Plastic Crates

Plastic Crates: Convenient yet Hazardous



Plastic crates are ubiquitous in modern day transportation and storage solutions. From grocery stores to warehouses to construction sites, plastic crates offer durability and affordability that has made them a mainstay in various industries. However, increasing use of plastic crates has also brought environmental and health concerns to the forefront. In this article, we explore the rise of plastic crates, their benefits, and examine some of the issues associated with their production and disposal.

The Rise of Plastic Crates

Plastic Crates first emerged in the 1950s as a substitute for wooden boxes and crates. Made of polypropylene and other thermoplastics, they were significantly lighter yet very strong compared to wood. This allowed easier handling and transportation of goods. Their chemical composition also made them resistant to damage from moisture, insects and rot – issues that are common with wooden containers. Through the late 20th century, plastic crates rapidly replaced traditional wooden boxes across many industries due to their lower production and transportation costs. Today, billions of plastic crates are manufactured annually worldwide to meet the demands of the consumer goods and other industries.

Advantages of Using Plastic Crates

Durability: Plastic crates can withstand repeated use, handling, and stacking without sustaining damage like wooden containers. This makes them cost effective over the long term.
Lightweight: On average, plastic crates weigh up to 80% less than comparable wooden crates. This allows filling more crates in each shipment, reducing transportation costs.
Weather Resistance: Plastic crates do not swell, crack or rot when exposed to moisture, sun or extreme temperatures like wood. This makes them suitable for outdoor storage and transportation of goods.
Customizability: Plastic crates are manufactured in customized shapes, sizes and colors to suit specific product and industry requirements.

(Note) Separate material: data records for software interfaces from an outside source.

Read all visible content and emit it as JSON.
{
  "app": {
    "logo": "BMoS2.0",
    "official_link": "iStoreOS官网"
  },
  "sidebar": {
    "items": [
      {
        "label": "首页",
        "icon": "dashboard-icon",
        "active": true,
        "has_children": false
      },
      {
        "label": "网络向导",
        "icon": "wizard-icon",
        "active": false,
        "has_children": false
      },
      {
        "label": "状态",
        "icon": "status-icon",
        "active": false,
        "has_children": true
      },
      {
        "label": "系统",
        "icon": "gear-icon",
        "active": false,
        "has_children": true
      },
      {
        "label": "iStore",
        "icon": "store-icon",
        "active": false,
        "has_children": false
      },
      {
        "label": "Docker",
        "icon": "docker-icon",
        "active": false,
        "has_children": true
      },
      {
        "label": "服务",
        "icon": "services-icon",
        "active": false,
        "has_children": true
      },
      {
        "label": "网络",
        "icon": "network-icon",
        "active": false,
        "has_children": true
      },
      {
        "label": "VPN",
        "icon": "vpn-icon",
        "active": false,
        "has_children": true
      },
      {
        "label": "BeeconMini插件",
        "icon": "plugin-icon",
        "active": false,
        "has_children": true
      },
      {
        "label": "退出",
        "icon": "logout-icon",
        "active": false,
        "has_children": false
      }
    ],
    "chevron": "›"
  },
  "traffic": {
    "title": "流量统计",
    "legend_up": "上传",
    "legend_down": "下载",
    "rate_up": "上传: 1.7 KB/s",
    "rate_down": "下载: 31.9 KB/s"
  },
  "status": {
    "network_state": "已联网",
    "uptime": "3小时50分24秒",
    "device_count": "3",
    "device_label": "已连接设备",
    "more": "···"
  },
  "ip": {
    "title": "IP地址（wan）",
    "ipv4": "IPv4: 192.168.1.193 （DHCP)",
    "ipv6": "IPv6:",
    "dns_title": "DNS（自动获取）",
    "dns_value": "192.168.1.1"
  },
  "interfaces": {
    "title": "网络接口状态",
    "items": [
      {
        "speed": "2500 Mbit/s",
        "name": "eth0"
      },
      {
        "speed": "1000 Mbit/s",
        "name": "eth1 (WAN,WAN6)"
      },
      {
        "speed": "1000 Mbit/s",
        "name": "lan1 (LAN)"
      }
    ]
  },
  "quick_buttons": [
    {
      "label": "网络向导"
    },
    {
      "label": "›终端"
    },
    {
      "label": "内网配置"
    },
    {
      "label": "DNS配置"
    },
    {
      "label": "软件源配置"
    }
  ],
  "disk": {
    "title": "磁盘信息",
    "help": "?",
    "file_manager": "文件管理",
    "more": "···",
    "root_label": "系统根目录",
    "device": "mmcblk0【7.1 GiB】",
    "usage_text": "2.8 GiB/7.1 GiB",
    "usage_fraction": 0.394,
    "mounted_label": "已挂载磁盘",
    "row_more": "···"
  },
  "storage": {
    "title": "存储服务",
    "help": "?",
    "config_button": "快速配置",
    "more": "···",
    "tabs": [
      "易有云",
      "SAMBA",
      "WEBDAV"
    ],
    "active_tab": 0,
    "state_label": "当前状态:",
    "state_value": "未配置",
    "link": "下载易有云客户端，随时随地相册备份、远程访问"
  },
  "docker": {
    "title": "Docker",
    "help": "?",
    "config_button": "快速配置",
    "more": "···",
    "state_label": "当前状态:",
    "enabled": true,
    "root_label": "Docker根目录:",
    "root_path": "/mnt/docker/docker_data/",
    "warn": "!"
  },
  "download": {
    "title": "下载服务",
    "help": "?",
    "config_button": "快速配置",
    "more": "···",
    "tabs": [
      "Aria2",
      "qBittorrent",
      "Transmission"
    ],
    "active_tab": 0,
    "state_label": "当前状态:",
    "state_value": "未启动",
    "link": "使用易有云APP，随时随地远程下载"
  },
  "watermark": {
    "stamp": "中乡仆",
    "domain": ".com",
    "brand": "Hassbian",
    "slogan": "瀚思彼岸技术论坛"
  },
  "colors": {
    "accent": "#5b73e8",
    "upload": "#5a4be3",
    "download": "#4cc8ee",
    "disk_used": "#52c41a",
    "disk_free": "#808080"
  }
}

Environmental and Health Issues of Plastic Crates

While plastic crates have significant functional benefits, their extensive use also contributes to environmental pollution and potential health hazards that require addressing.

Plastic Waste Problem

– Most plastic crates are made from non-biodegradable polymers that persist in landfills and oceans for centuries.
– It is estimated that over 1 billion plastic crates are discarded as waste annually across the world.
– Photodegradation of plastic crates releases microplastics into the soil and water bodies which are then absorbed by plants and aquatic organisms.

Toxic Emissions

– Production of plastic crates involves extraction of crude oil and natural gas which emit greenhouse gases contributing to global warming.
– Manufacturing plastic crates in factories releases toxic byproducts like volatile organic compounds into the air, water and soil.

Health Hazards

– Repeated long term exposure to microplastics released from degraded plastic crates is linked to immunity, hormonal and reproductive issues in mammals.
– Workers involved in plastic crate manufacturing are at risk of respiratory illnesses from inhaling toxic emissions.

Sustainable Solutions

Given these environmental and health impacts, stakeholders must collaborate and adopt more sustainable solutions towards plastic crate usage.

Reduced Usage and Reuse

– Industry buyers and distributors can rationalize crate requirements and optimize crate to cargo ratios to minimize plastic waste.
– Reusable plastic crates with unique identifiers can encourage return and reuse over discarding after single usage.

Using Recycled Plastic

– Plastic recycling programs can provide recycled plastic flakes for manufacturing new crates, reducing the virgin plastic content.
– Collaboration with waste management firms ensures easy recovery of used crates for recycling.

Biodegradable Alternatives

– Research into bioplastics derived from renewable feedstocks like starch, cellulose or agricultural waste can provide compostable options.
– Biodegradable additives may also help conventional plastics safely break down at the end of their lifecycle.

Government Regulation and Industry Initiative

– Financial incentives and policies promoting recycling, reuse and sustainable alternatives can drive real change.
– Voluntary industry guidelines and commitments towards circular plastic crate economy are equally important.

Overall, While plastic crates offer functional advantages, a more sustainable approach balancing economic, environmental and health priorities is needed. Stakeholders must prioritize reduction, reuse, recycling over single-use to mitigate the impacts of plastic crate usage. With collaborative efforts, more sustainable solutions can be achieved.



  1. Source: CoherentMI, Public sources, Desk research
  2. We have leveraged AI tools to mine information and compile it